Task statement -
Nothing belongs in the answer except the lines of the material that include "label".

Records provided -
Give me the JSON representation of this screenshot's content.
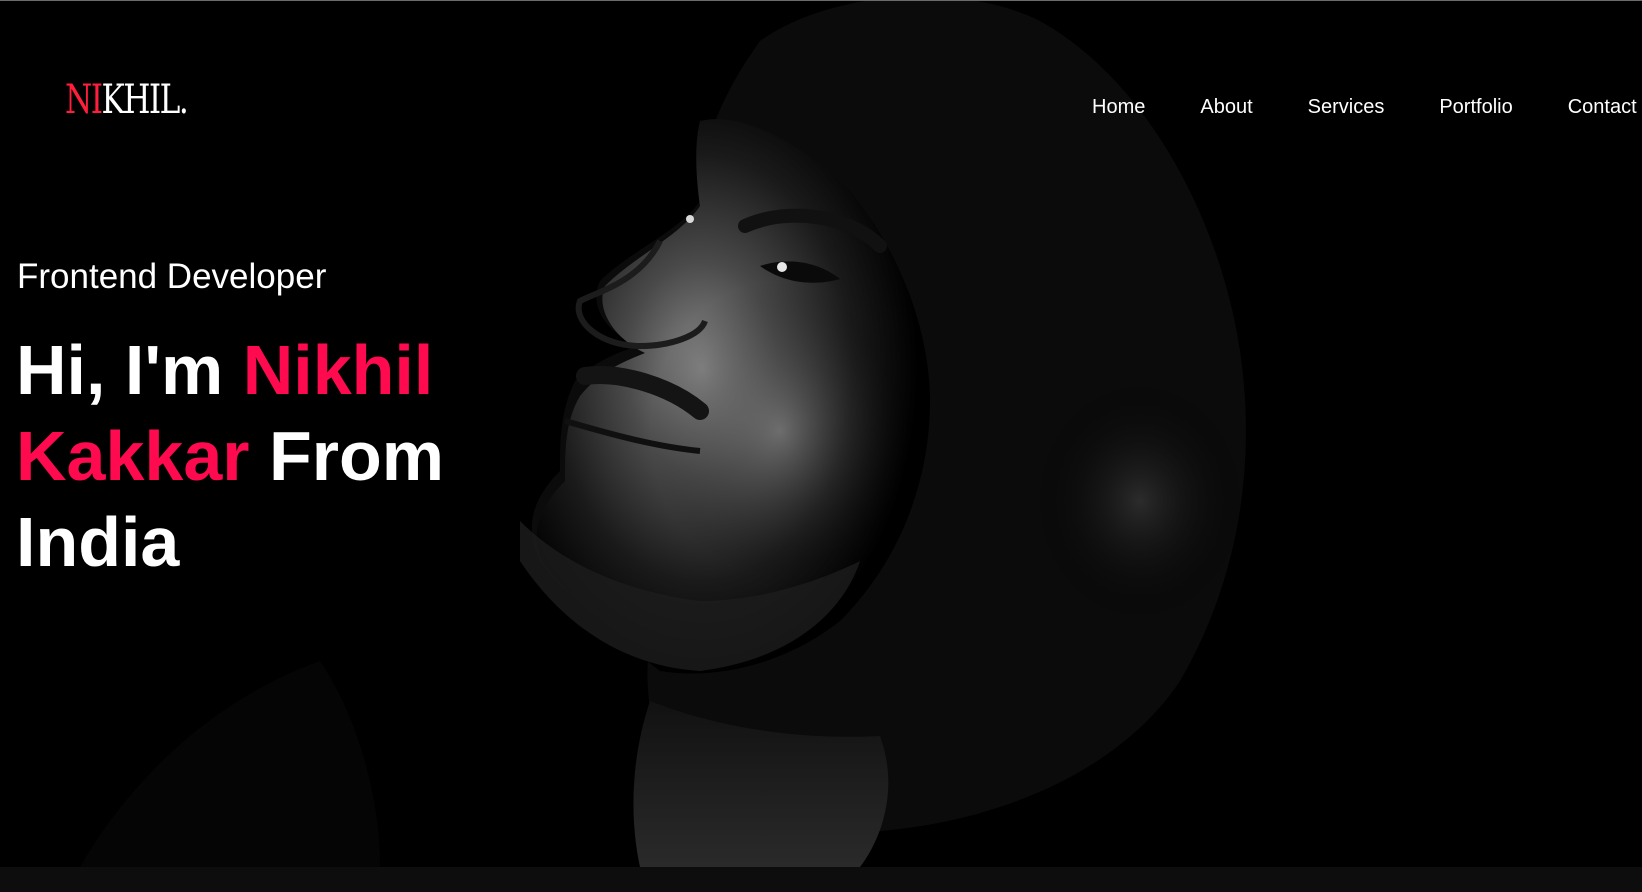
{
  "brand": {
    "logo_accent": "NI",
    "logo_rest": "KHIL.",
    "accent_color": "#ff1e3c"
  },
  "nav": {
    "items": [
      {
        "label": "Home"
      },
      {
        "label": "About"
      },
      {
        "label": "Services"
      },
      {
        "label": "Portfolio"
      },
      {
        "label": "Contact"
      }
    ]
  },
  "hero": {
    "role": "Frontend Developer",
    "greeting": "Hi, I'm",
    "name_first": "Nikhil",
    "name_last": "Kakkar",
    "from_word": "From",
    "country": "India",
    "highlight_color": "#ff0a4f",
    "image": "portrait-photo"
  }
}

Task answer -
        "label": "Home"
        "label": "About"
        "label": "Services"
        "label": "Portfolio"
        "label": "Contact"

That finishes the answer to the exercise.